CMPD Officer Shoots Ground Claims Ground Made a Sudden Move
In a Barney Fife moment CMPD Officer Sean Parker, who’s been with CMPD since 2001, made a simple mistake and discharged his weapon into the ground.
Folks it happens, and thankfully no one was hurt. Back to the range for some remedial training to make everyone feel better and that should be the end of that. What troubles me is the ineptness of CMPD's public information staff, but more about that later.
Discharging your weapon by accident, isn't a big deal except to the officer on the other end of non stop jokes. I know I've been there, I was maybe 14 when I had my Dick Cheney moment and accidentally discharged my 12 gauge shot gun while out with my father and grandfather.
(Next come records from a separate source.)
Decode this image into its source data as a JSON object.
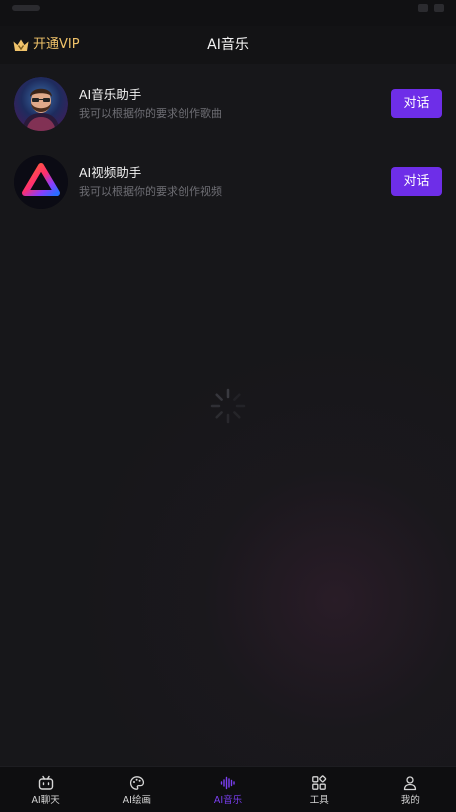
{
  "header": {
    "vip_label": "开通VIP",
    "title": "AI音乐",
    "vip_color": "#f0c36a"
  },
  "assistants": [
    {
      "name": "AI音乐助手",
      "description": "我可以根据你的要求创作歌曲",
      "button_label": "对话",
      "avatar_icon": "bearded-man-avatar-icon"
    },
    {
      "name": "AI视频助手",
      "description": "我可以根据你的要求创作视频",
      "button_label": "对话",
      "avatar_icon": "gradient-triangle-avatar-icon"
    }
  ],
  "tabs": [
    {
      "label": "AI聊天",
      "icon": "chat-robot-icon",
      "active": false
    },
    {
      "label": "AI绘画",
      "icon": "palette-icon",
      "active": false
    },
    {
      "label": "AI音乐",
      "icon": "sound-wave-icon",
      "active": true
    },
    {
      "label": "工具",
      "icon": "grid-apps-icon",
      "active": false
    },
    {
      "label": "我的",
      "icon": "user-profile-icon",
      "active": false
    }
  ],
  "colors": {
    "accent": "#6e2ee8",
    "active_tab": "#7b3ff2",
    "background": "#17171a",
    "secondary_text": "#6e6e74"
  }
}
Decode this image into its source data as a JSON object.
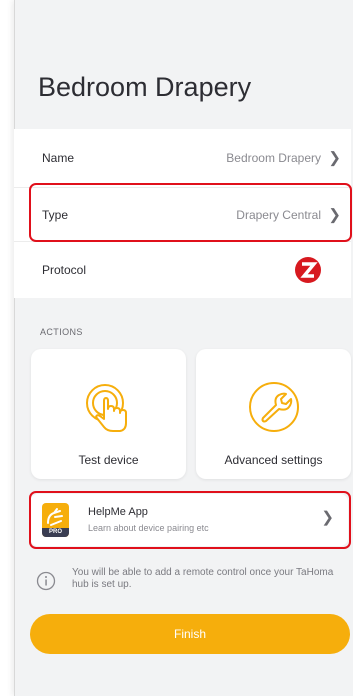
{
  "page": {
    "title": "Bedroom Drapery"
  },
  "settings": {
    "rows": [
      {
        "label": "Name",
        "value": "Bedroom Drapery",
        "chevron": "chevron-right-icon"
      },
      {
        "label": "Type",
        "value": "Drapery Central",
        "chevron": "chevron-right-icon"
      },
      {
        "label": "Protocol",
        "value": "",
        "icon": "zwave-protocol-icon"
      }
    ]
  },
  "actions": {
    "section_label": "ACTIONS",
    "tiles": [
      {
        "label": "Test device",
        "icon": "tap-hand-icon"
      },
      {
        "label": "Advanced settings",
        "icon": "wrench-icon"
      }
    ]
  },
  "helpme": {
    "name": "HelpMe App",
    "subtitle": "Learn about device pairing etc",
    "badge": "PRO",
    "icon": "helpme-app-icon"
  },
  "info": {
    "text": "You will be able to add a remote control once your TaHoma hub is set up.",
    "icon": "info-circle-icon"
  },
  "footer": {
    "finish_label": "Finish"
  },
  "colors": {
    "accent": "#f6ae0c",
    "highlight": "#e0101b",
    "protocol_red": "#d7191f"
  }
}
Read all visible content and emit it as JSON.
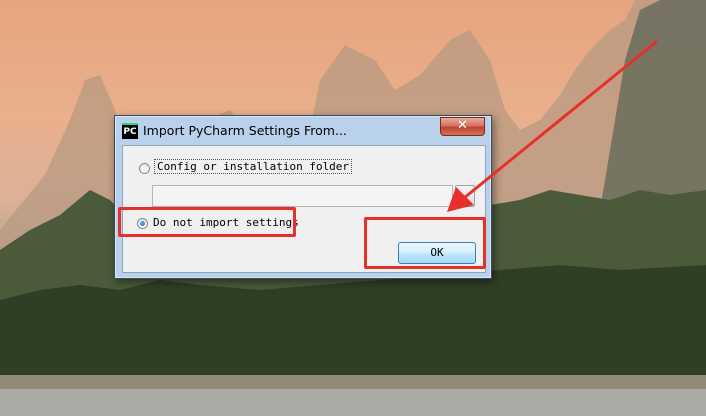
{
  "dialog": {
    "title": "Import PyCharm Settings From...",
    "app_icon_text": "PC",
    "close_icon": "close-icon",
    "options": [
      {
        "label": "Config or installation folder",
        "selected": false
      },
      {
        "label": "Do not import settings",
        "selected": true
      }
    ],
    "path_value": "",
    "ok_label": "OK"
  },
  "annotations": {
    "highlight_color": "#e8302a"
  }
}
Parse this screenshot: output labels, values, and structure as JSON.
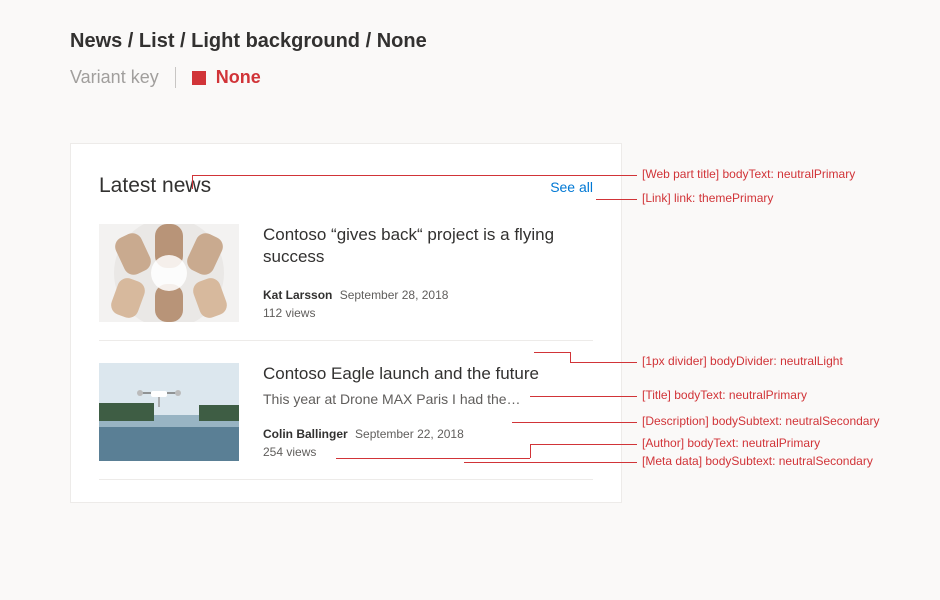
{
  "header": {
    "breadcrumb": "News / List / Light background / None",
    "variant_key_label": "Variant key",
    "variant_name": "None"
  },
  "card": {
    "title": "Latest news",
    "see_all": "See all",
    "items": [
      {
        "title": "Contoso “gives back“ project is a flying success",
        "description": "",
        "author": "Kat Larsson",
        "date": "September 28, 2018",
        "views": "112 views"
      },
      {
        "title": "Contoso Eagle launch and the future",
        "description": "This year at Drone MAX Paris I had the…",
        "author": "Colin Ballinger",
        "date": "September 22, 2018",
        "views": "254 views"
      }
    ]
  },
  "annotations": {
    "web_part_title": "[Web part title] bodyText: neutralPrimary",
    "link": "[Link] link: themePrimary",
    "divider": "[1px divider] bodyDivider: neutralLight",
    "title": "[Title] bodyText: neutralPrimary",
    "description": "[Description] bodySubtext: neutralSecondary",
    "author": "[Author] bodyText: neutralPrimary",
    "metadata": "[Meta data] bodySubtext: neutralSecondary"
  }
}
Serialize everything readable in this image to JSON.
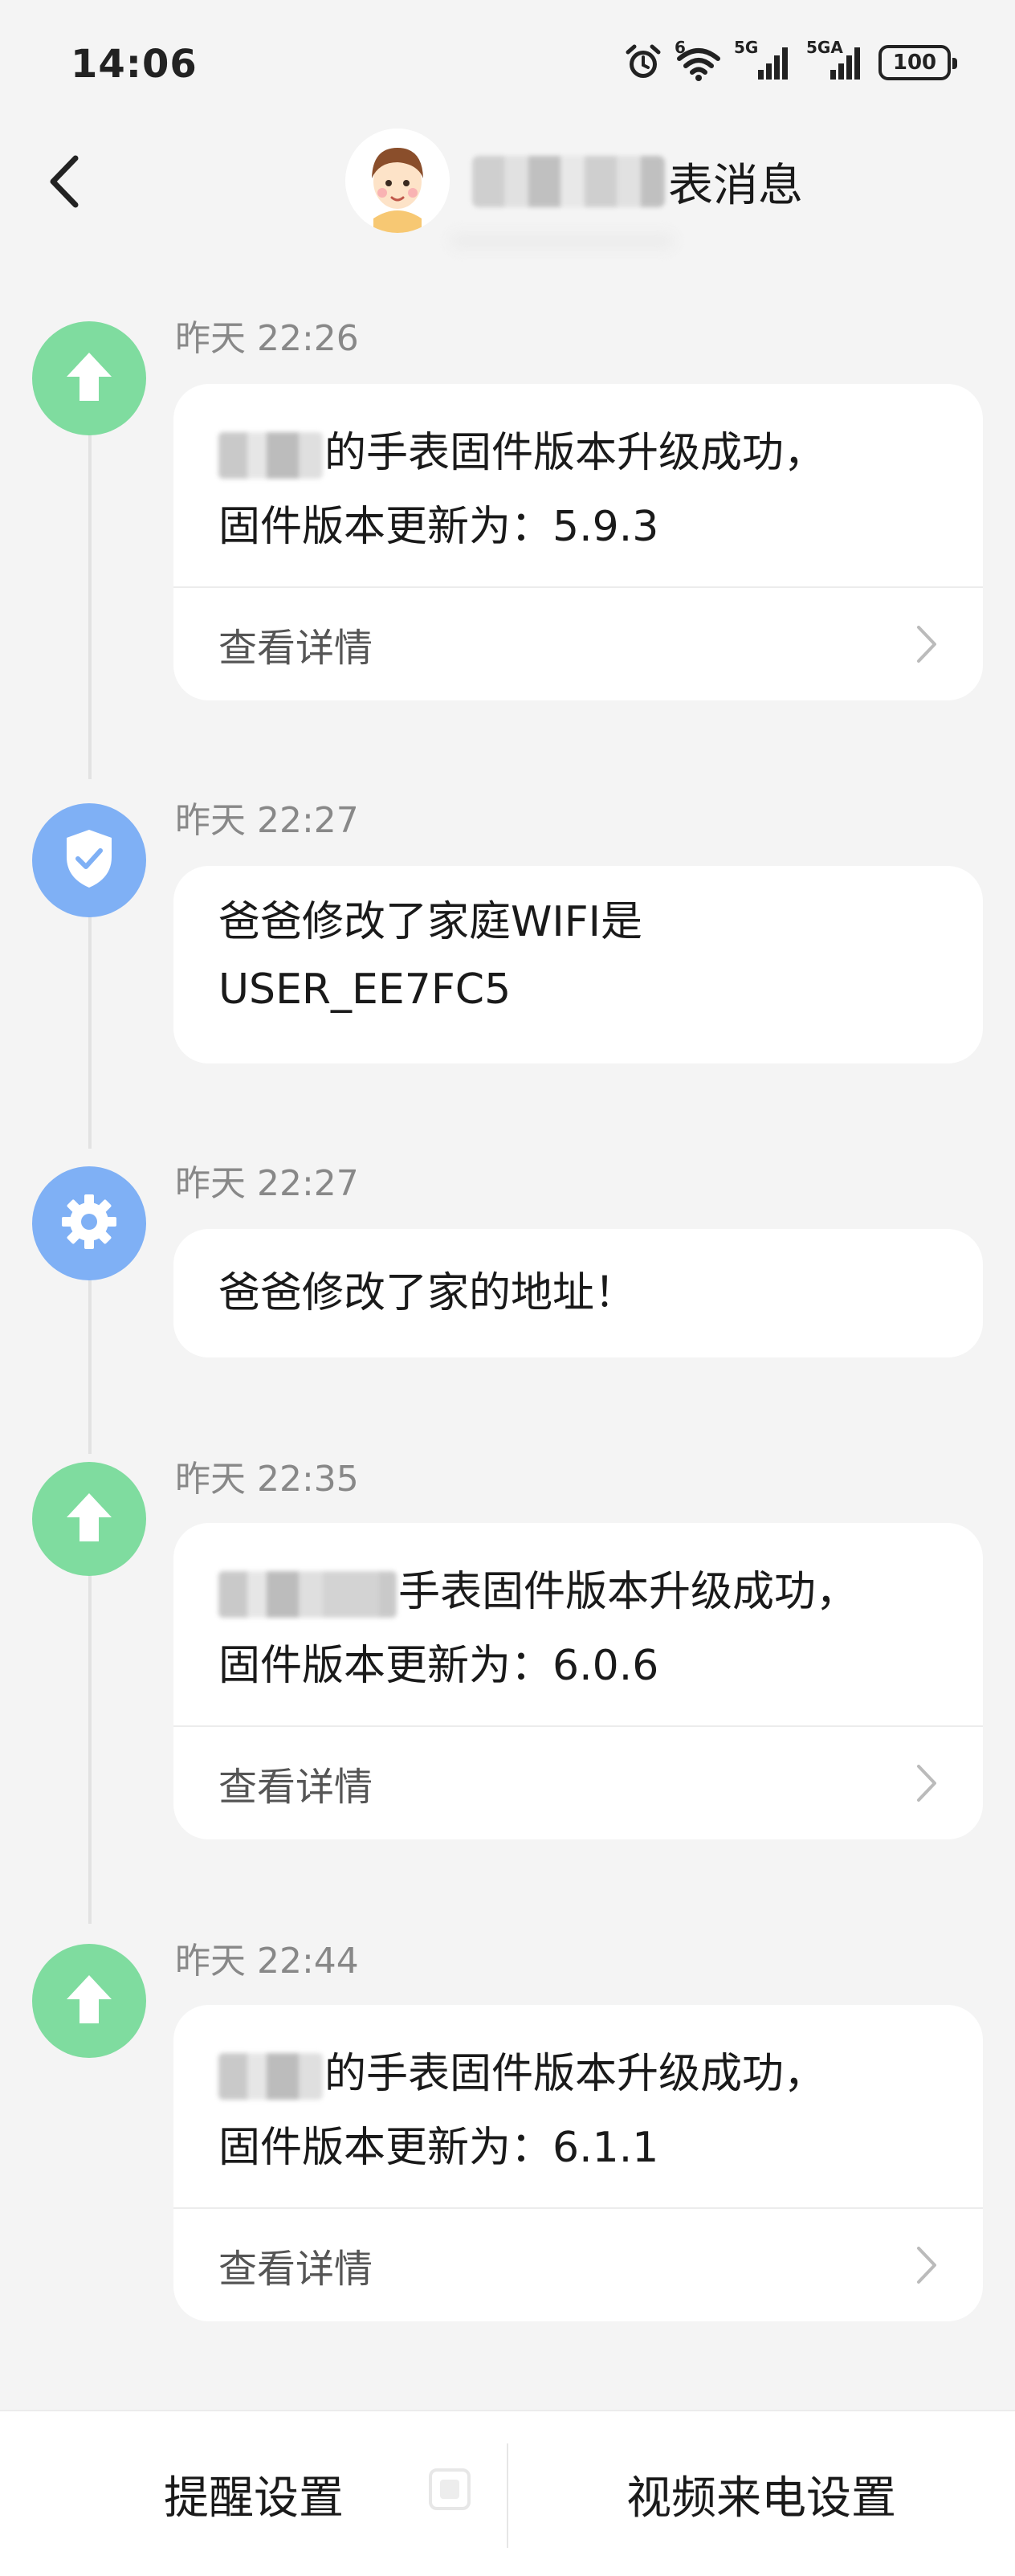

Crossing a road, and negotiating a fence in rural Illinois duck country, the quiet of that cool fall afternoon was interrupted by the blast of my 12 gauge Browning shot gun and sudden explosion of dirt less than five feet away.
I suspect that John Moses Browning would not have be pleased how I handled the pump action shotgun he designed, but my grandfather and father never said a word. The only indication of that heart stopping moment was some fine scotch they shared after we returned home.
As for CMPD, the circus act of note was the "Cover-up" mode the department went into after first reporting the "suspect" had fired on officers.
According to media sources, in an initial press release, spokesman Officer Robert Fey said a man then pulled a handgun from his waistband and fired a shot. Fey said police called out their helicopter and K-9 units to chase the fleeing suspect and found him a short time later.
Fey said a "police dog" found a handgun in bushes along Franklin Avenue after the man was taken into custody.
Then about 90 minutes after releasing their initial explanation, police held a news conference to clarify the facts of the shooting.
Police now say the only person who fired was Officer Parker, who is assigned to the Metro Division. He fired his gun into the ground while attempting to draw it from holster, police said.
Their initial explanation was based on witness statements and evidence gathered at the scene, they said.
Late Wednesday, spokeswoman Officer Rosalyn Harrington would not say whether there is any indication that Parker intentionally misled police about who fired the shot. His administrative leave is standard procedure. She also refused to identify the three people detained during the incident or say whether they were still in custody.
Do they even have a clue how to run a public relations office at a police department?